* _What is required_
All lines of the listing below must be reproduced character for character.

* _Task data_
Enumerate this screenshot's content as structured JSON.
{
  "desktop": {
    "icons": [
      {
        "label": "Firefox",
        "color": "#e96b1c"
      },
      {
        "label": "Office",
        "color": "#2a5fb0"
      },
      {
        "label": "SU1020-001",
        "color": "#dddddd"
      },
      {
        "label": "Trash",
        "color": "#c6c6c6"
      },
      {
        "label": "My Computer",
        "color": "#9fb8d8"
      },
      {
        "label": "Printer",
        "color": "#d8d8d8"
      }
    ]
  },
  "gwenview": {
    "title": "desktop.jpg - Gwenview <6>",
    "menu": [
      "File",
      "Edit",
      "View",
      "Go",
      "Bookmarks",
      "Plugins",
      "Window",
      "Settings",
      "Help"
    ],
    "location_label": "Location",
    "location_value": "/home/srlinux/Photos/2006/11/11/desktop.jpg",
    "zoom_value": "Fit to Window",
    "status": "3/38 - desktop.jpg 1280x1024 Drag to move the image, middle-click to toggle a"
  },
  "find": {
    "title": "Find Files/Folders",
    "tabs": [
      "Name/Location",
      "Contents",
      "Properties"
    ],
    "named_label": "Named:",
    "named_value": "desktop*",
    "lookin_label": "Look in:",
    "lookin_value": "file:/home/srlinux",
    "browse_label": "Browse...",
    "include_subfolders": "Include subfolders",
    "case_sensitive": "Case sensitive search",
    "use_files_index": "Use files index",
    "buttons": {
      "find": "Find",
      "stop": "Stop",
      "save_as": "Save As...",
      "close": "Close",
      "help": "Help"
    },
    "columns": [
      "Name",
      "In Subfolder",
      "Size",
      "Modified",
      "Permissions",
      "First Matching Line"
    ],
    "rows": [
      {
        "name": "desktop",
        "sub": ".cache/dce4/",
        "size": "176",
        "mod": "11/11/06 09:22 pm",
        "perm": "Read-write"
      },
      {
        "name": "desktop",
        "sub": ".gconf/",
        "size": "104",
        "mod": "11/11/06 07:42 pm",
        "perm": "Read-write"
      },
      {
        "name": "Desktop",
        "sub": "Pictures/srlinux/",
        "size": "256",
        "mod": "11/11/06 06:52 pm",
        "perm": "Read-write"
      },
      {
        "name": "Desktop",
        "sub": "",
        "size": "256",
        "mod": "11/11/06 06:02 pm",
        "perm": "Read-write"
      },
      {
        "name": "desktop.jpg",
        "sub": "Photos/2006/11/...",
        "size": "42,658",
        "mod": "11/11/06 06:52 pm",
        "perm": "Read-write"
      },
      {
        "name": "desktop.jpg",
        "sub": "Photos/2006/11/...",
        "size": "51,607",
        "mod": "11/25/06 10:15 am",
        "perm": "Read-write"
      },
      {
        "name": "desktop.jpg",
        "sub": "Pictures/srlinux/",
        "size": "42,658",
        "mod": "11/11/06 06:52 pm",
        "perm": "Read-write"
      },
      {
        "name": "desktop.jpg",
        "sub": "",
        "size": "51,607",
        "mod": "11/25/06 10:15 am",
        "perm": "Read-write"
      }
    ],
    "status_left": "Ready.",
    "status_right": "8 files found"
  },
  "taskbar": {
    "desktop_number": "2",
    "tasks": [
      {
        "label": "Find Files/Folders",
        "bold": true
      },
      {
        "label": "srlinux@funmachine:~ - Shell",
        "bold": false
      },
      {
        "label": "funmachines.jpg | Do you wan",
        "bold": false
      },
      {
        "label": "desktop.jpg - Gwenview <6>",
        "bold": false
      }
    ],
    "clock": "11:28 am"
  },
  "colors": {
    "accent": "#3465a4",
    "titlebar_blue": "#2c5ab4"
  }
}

* _Response area_
Enumerate this screenshot's content as structured JSON.
{
  "desktop": {
    "icons": [
      {
        "label": "Firefox",
        "color": "#e96b1c"
      },
      {
        "label": "Office",
        "color": "#2a5fb0"
      },
      {
        "label": "SU1020-001",
        "color": "#dddddd"
      },
      {
        "label": "Trash",
        "color": "#c6c6c6"
      },
      {
        "label": "My Computer",
        "color": "#9fb8d8"
      },
      {
        "label": "Printer",
        "color": "#d8d8d8"
      }
    ]
  },
  "gwenview": {
    "title": "desktop.jpg - Gwenview <6>",
    "menu": [
      "File",
      "Edit",
      "View",
      "Go",
      "Bookmarks",
      "Plugins",
      "Window",
      "Settings",
      "Help"
    ],
    "location_label": "Location",
    "location_value": "/home/srlinux/Photos/2006/11/11/desktop.jpg",
    "zoom_value": "Fit to Window",
    "status": "3/38 - desktop.jpg 1280x1024 Drag to move the image, middle-click to toggle a"
  },
  "find": {
    "title": "Find Files/Folders",
    "tabs": [
      "Name/Location",
      "Contents",
      "Properties"
    ],
    "named_label": "Named:",
    "named_value": "desktop*",
    "lookin_label": "Look in:",
    "lookin_value": "file:/home/srlinux",
    "browse_label": "Browse...",
    "include_subfolders": "Include subfolders",
    "case_sensitive": "Case sensitive search",
    "use_files_index": "Use files index",
    "buttons": {
      "find": "Find",
      "stop": "Stop",
      "save_as": "Save As...",
      "close": "Close",
      "help": "Help"
    },
    "columns": [
      "Name",
      "In Subfolder",
      "Size",
      "Modified",
      "Permissions",
      "First Matching Line"
    ],
    "rows": [
      {
        "name": "desktop",
        "sub": ".cache/dce4/",
        "size": "176",
        "mod": "11/11/06 09:22 pm",
        "perm": "Read-write"
      },
      {
        "name": "desktop",
        "sub": ".gconf/",
        "size": "104",
        "mod": "11/11/06 07:42 pm",
        "perm": "Read-write"
      },
      {
        "name": "Desktop",
        "sub": "Pictures/srlinux/",
        "size": "256",
        "mod": "11/11/06 06:52 pm",
        "perm": "Read-write"
      },
      {
        "name": "Desktop",
        "sub": "",
        "size": "256",
        "mod": "11/11/06 06:02 pm",
        "perm": "Read-write"
      },
      {
        "name": "desktop.jpg",
        "sub": "Photos/2006/11/...",
        "size": "42,658",
        "mod": "11/11/06 06:52 pm",
        "perm": "Read-write"
      },
      {
        "name": "desktop.jpg",
        "sub": "Photos/2006/11/...",
        "size": "51,607",
        "mod": "11/25/06 10:15 am",
        "perm": "Read-write"
      },
      {
        "name": "desktop.jpg",
        "sub": "Pictures/srlinux/",
        "size": "42,658",
        "mod": "11/11/06 06:52 pm",
        "perm": "Read-write"
      },
      {
        "name": "desktop.jpg",
        "sub": "",
        "size": "51,607",
        "mod": "11/25/06 10:15 am",
        "perm": "Read-write"
      }
    ],
    "status_left": "Ready.",
    "status_right": "8 files found"
  },
  "taskbar": {
    "desktop_number": "2",
    "tasks": [
      {
        "label": "Find Files/Folders",
        "bold": true
      },
      {
        "label": "srlinux@funmachine:~ - Shell",
        "bold": false
      },
      {
        "label": "funmachines.jpg | Do you wan",
        "bold": false
      },
      {
        "label": "desktop.jpg - Gwenview <6>",
        "bold": false
      }
    ],
    "clock": "11:28 am"
  },
  "colors": {
    "accent": "#3465a4",
    "titlebar_blue": "#2c5ab4"
  }
}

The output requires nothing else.